Pattern: Lenore by Stephanie Pearl-McPhee (October 2007 Rockin' Sock Club shipment)
Yarn: Socks That Rock lightweight (100% superwash merino), colorway Lenore, one skein
Needles: one 32" US 1 (2.5 mm) Knit Picks circular
Started/Completed: October 26/November 4

I absolutely love these socks, even though they're a bit on the snug side (they're 60 stitches around as opposed to my standard 64). This was the first shipment in the sock club where I loved both the yarn and the pattern. It was easy and fast, and I really only had to pay attention to the first 22 rows.

Did I mention that I re-upped for next year for the sock club? I wasn't going to -- not because I didn't want to, but in an effort to save some more money -- but then The Mister offered to get me my membership as my Hannukah/birthday gift. You can imagine how quickly I said yes.

As long as we're discussing socks, Amy tagged me for a socky meme, so here goes:
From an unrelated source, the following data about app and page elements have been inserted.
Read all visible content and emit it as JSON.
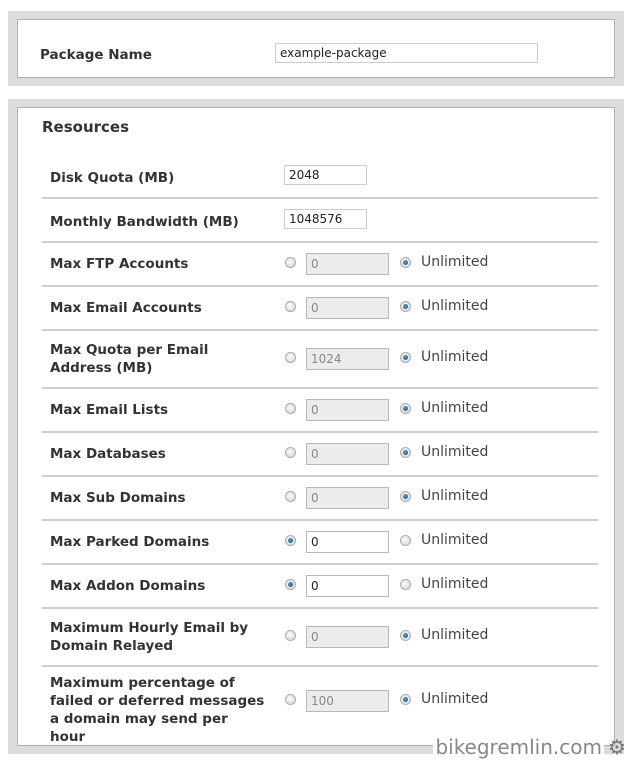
{
  "package": {
    "label": "Package Name",
    "value": "example-package"
  },
  "resources": {
    "title": "Resources",
    "disk_quota": {
      "label": "Disk Quota (MB)",
      "value": "2048"
    },
    "bandwidth": {
      "label": "Monthly Bandwidth (MB)",
      "value": "1048576"
    },
    "unlimited_label": "Unlimited",
    "rows": [
      {
        "label": "Max FTP Accounts",
        "value": "0",
        "unlimited": true
      },
      {
        "label": "Max Email Accounts",
        "value": "0",
        "unlimited": true
      },
      {
        "label": "Max Quota per Email Address (MB)",
        "value": "1024",
        "unlimited": true
      },
      {
        "label": "Max Email Lists",
        "value": "0",
        "unlimited": true
      },
      {
        "label": "Max Databases",
        "value": "0",
        "unlimited": true
      },
      {
        "label": "Max Sub Domains",
        "value": "0",
        "unlimited": true
      },
      {
        "label": "Max Parked Domains",
        "value": "0",
        "unlimited": false
      },
      {
        "label": "Max Addon Domains",
        "value": "0",
        "unlimited": false
      },
      {
        "label": "Maximum Hourly Email by Domain Relayed",
        "value": "0",
        "unlimited": true
      },
      {
        "label": "Maximum percentage of failed or deferred messages a domain may send per hour",
        "value": "100",
        "unlimited": true
      }
    ]
  },
  "watermark": {
    "text": "bikegremlin.com",
    "icon": "gear-icon"
  }
}
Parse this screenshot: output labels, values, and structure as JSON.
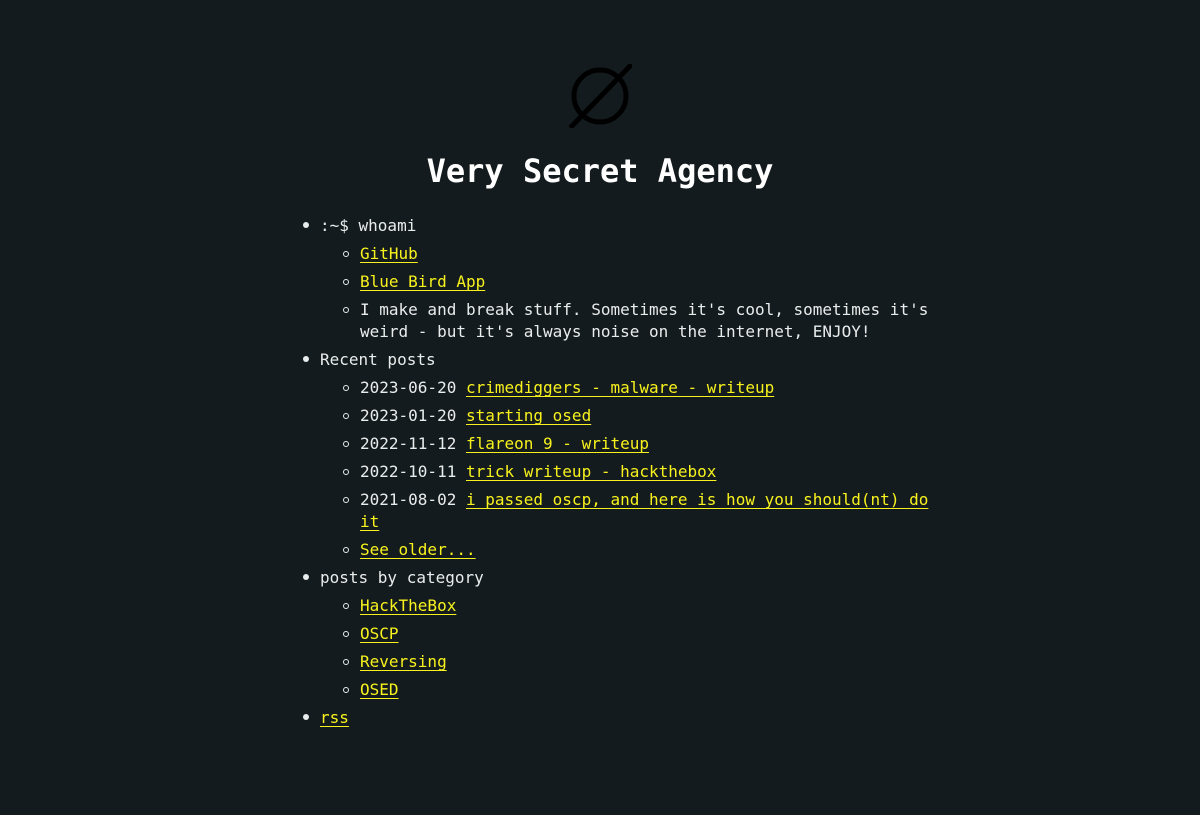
{
  "site": {
    "title": "Very Secret Agency"
  },
  "sections": {
    "whoami": {
      "label": ":~$ whoami",
      "github": "GitHub",
      "bluebird": "Blue Bird App",
      "bio": "I make and break stuff. Sometimes it's cool, sometimes it's weird - but it's always noise on the internet, ENJOY!"
    },
    "recent": {
      "label": "Recent posts",
      "posts": [
        {
          "date": "2023-06-20",
          "title": "crimediggers - malware - writeup"
        },
        {
          "date": "2023-01-20",
          "title": "starting osed"
        },
        {
          "date": "2022-11-12",
          "title": "flareon 9 - writeup"
        },
        {
          "date": "2022-10-11",
          "title": "trick writeup - hackthebox"
        },
        {
          "date": "2021-08-02",
          "title": "i passed oscp, and here is how you should(nt) do it"
        }
      ],
      "older": "See older..."
    },
    "categories": {
      "label": "posts by category",
      "items": [
        "HackTheBox",
        "OSCP",
        "Reversing",
        "OSED"
      ]
    },
    "rss": "rss"
  },
  "colors": {
    "background": "#141b1e",
    "text": "#e9ecec",
    "link": "#f7f21d",
    "logo": "#000000"
  },
  "icons": {
    "logo": "empty-set-icon"
  }
}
1. What’s your favorite sock yarn? (please note that the word “yarn” is singular. Just pick one. I know it’s hard.)

Thanks to the sock club, I'm going to have to say Socks That Rock. It's soft, it holds up well (or it has so far), and the colorways are always gorgeous.

2. What’s your favorite type and brand of sock needle?

My most-loved needles are my 12" US 1 (2.5 mm) Addi Turbo circulars. I've used them so much, the silver finish has worn off in several places. Lately, though, I've been quite enamored of my 32" US 1 Knit Picks circular for magic loop.

3. Do you knit your socks toe up, cuff down or sideways?

Most of the time cuff down. I see the appeal of knitting toe up to maximize yarn usage, but the cuff is never comfortable and the socks never fit quite as well as cuff-down socks.

4. Do you knit both socks at once or just one at a time?

One at a time. I knit one pair both socks at once and hated how un-portable they were and how much time I spent detangling the yarn.

5. What’s your favorite toe and why?

Just the standard wedge/wide toe, for the simple reason that it fits my toes the best.

6. Favorite heel?

I'm a heel flap and gusset kind of girl. It may take longer than a short-row heel, but it fits oh so nicely.

7. Do you prefer plain or patterned socks?

Depends on the yarn. For a really busy variegated yarn, a simple stockinette is usually my preferred pattern. But patterned socks can be such fun to knit, as long as the colorway doesn't compete with the pattern.

8. Who do you knit the most socks for?

I'll admit it: I'm a selfish sock knitter. Most of the socks I knit are for me. But I knit a fair amount for The Mister as well.

9. Do you darn your socks? If not, what do you do with them?

So far, not yet. I've only had one pair wear out thus far, and I just haven't gotten around to darning the holes yet.

10. Do you only wear handknit socks?

In the winter, mostly. It does depend on what type of shoes I'll be wearing -- handknit socks just don't go well with tennis shoes. Considering how many socks I've knit in the past year, I'm hopeful that this winter I'll be able to wear handknit socks pretty much any day I want to.

Bonus Question: What pattern, if any, is your basic “I-just-need-a-pair-of-socks” sock pattern based on? Do you keep it written down or memorized?

Although it's almost identical to the Yarn Harlot's basic sock recipe, I perfected my own standard stockinette pattern way before I read Knitting Rules. Mine is 64 stitches, all stockinette with a 2x2 ribbed cuff and a wide toe. Easy peasy and fits my foot perfectly.

I'm sure this has worked its way around to most of the sock knitters I know by now, so if you want to do this meme and haven't yet, consider yourself tagged! Just leave me a comment about it so I can read your responses!

Thursday, November 01, 2007

Alright, Already!

You all gave me a hard time*, so I put down the baby sweater and got back to work on the CPH. And do you know what this is?

It's a nearly complete hood. I'm hoping to finish it tonight, which will leave only button bands and seaming. There's still one major decision to make: button or toggles? What do you think?

It's still supposed to be pretty chilly tomorrow (and my office is still frigid), so guess what I'm wearing for the first time?

*You know I'm only kidding, right? I actually do appreciate the kick in the pants I needed to finish this sweater. My love for it has come back to me and I'm actually even looking forward to seaming it now.